So, lawyers are people. Despite the importance of work, especially in Biglaw, sometimes personal life probably should take precedence over practicing law. Perhaps a wedding, a funeral, or maybe a particularly important religious holiday should win out.
But what about a defense attorney who wants to suspend a capital murder-for-hire trial to attend a look-alike contest for one of the greatest authors in American history? The short answer is: no dice. The slightly longer answer is a hilarious ruling from a federal judge denying the request….
Attorney Frank Louderback is representing Jerry Alan Bottorff, who’s accused, along with two other people, of murder for hire. The federal death penalty case had been specially set, but last week Louderback requested to suspend the trial… so he could attend the annual Ernest Hemingway look-alike contest. Yes. Seriously.
Undersigned counsel, a perennial contestant in the Ernest Hemingway Look-alike Contest, is scheduled to appear as a semi-finalist at Sloppy Joe’s Bar in Key West, Florida at 6:30 P.M. on Friday, July 20, 2012.
In order to be able to be in Key West at the appointed hour, undersigned counsel has planned to depart St. Petersburg after the trial recesses on Thursday, July 19, 2012, and drive toward Key West[,] arriving on July 20, 2012.
Undersigned counsel has secured a block of six rooms to accommodate family, friends, and fans and has had to pay non-refundable deposits.
I can respect that the conference is important to Louderback (it clearly is, if he blocked out six rooms to bring his clan with him), because first and foremost, Ernest Hemingway freaking rules. I saw a guy in a café once who looked exactly like Hem, and it was pretty incredible. But I still can’t imagine writing this request with a straight face. The icing on this sadness cake is that the contest is being held at “Sloppy Joe’s.” That probably didn’t help convince the judge.
South Florida Lawyers Blog has a video of the annual Hemingway look-alike competition, in case you’re interested in seeing what Louderback will be missing this year. The blog also mentions that the St. Petersburg attorney is a self-described “perennial contestant in the Ernest Hemingway Look-alike contest.”

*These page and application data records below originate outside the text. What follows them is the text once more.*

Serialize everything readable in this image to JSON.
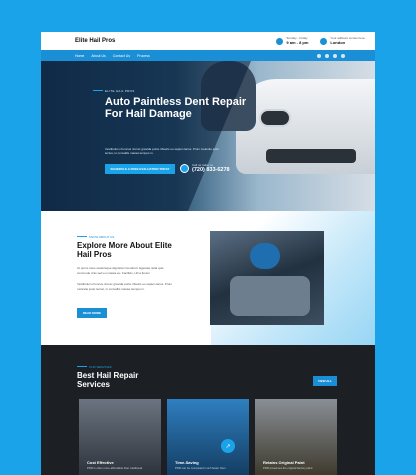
{
  "header": {
    "logo": "Elite Hail Pros",
    "hours_label": "Sunday - Friday",
    "hours_value": "9 am - 8 pm",
    "address_label": "Your address comes here...",
    "address_value": "London"
  },
  "nav": {
    "items": [
      "Home",
      "About Us",
      "Contact Us",
      "Process"
    ]
  },
  "hero": {
    "kicker": "ELITE HAIL PROS",
    "title": "Auto Paintless Dent Repair For Hail Damage",
    "description": "Vestibulum rhoncus nisl ac gravida porta. Mauris eu sapien lacus. Proin molestie justo lectus, in convallis massa tempus in.",
    "cta": "SCHEDULE A FREE EVALUATION TODAY",
    "phone_label": "Call us today at",
    "phone": "(720) 833-6278"
  },
  "about": {
    "kicker": "KNOW ABOUT US",
    "title": "Explore More About Elite Hail Pros",
    "p1": "Ut purus risus scelerisque dignissim hendrerit. Egestas nulla quis commodo cras sed eu massa eu. Facilisis, Urna fusce!",
    "p2": "Vestibulum rhoncus nisl ac gravida porta. Mauris eu sapien lacus. Proin molestie justo lectus, in convallis massa tempus in.",
    "cta": "READ MORE"
  },
  "services": {
    "kicker": "OUR SERVICES",
    "title": "Best Hail Repair Services",
    "cta": "VIEW ALL",
    "cards": [
      {
        "title": "Cost Effective",
        "desc": "PDR is often more affordable than traditional",
        "color": "#5a6470"
      },
      {
        "title": "Time-Saving",
        "desc": "PDR can be completed much faster than",
        "color": "#2b6da3"
      },
      {
        "title": "Retains Original Paint",
        "desc": "PDR preserves the original factory paint",
        "color": "#7a6a4a"
      }
    ]
  },
  "colors": {
    "accent": "#1aa3e8",
    "nav": "#1a8fd6",
    "dark": "#1c1f24"
  }
}
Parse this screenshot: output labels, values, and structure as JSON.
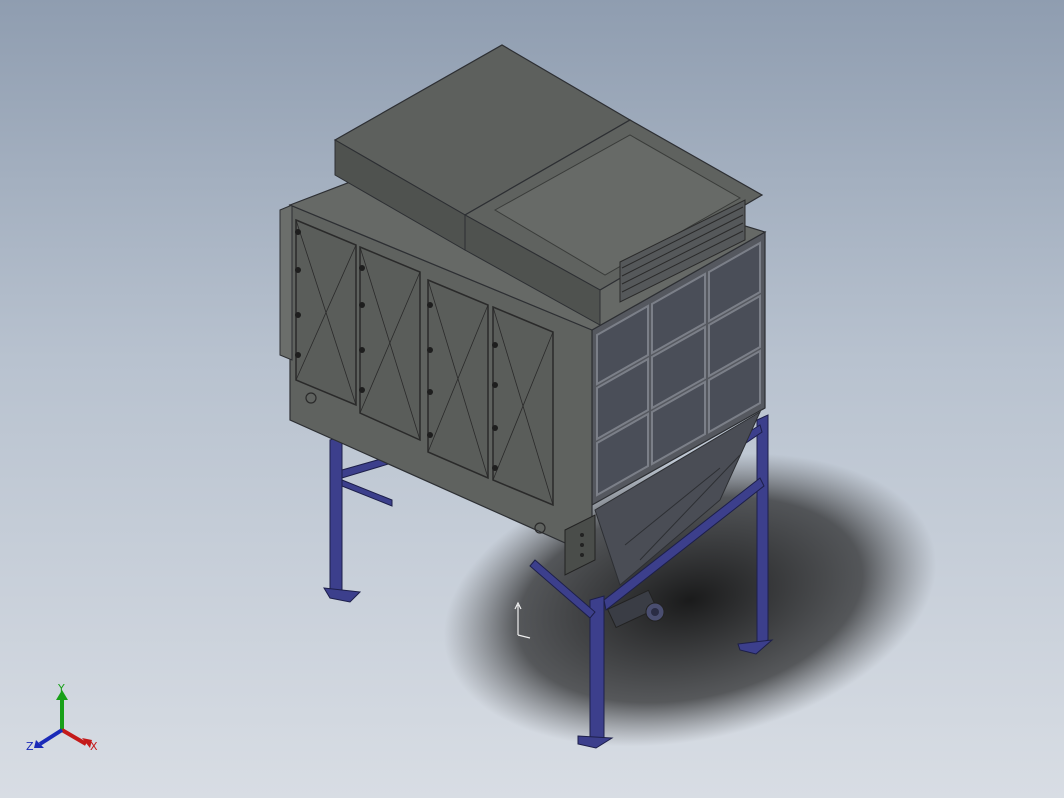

To Judge Steven Merryday’s credit, he handled the motion relatively respectfully — and he employed a decent sense of humor:
Between a murder-for-hire trial and an annual look-alike contest, surely Hemingway, a perfervid admirer of “grace under pressure,” would choose the trial.
At his most robust, Hemingway exemplified the intrepid defense lawyer:
He works like hell, and through it…. He has the most profound bravery…. He has had pain and the kind of poverty that you don’t believe[;] he has had about eight times the normal allotment of responsibilities. And he has never once compromised. He has never turned off on an easier path than the one he staked himself. It takes courage.
Dorothy Parker, The Artist’s Reward, THE NEW YORKER, Nov. 30, 1929, at 28-30 (describing Hemingway). Perhaps a lawyer who evokes Hemingway can resist relaxing frolic in favor of solemn duty.
Or, at least, “Isn’t it pretty to think so?”
Best of luck to counsel in next year’s contest. The motion (Doc. 127) is DENIED.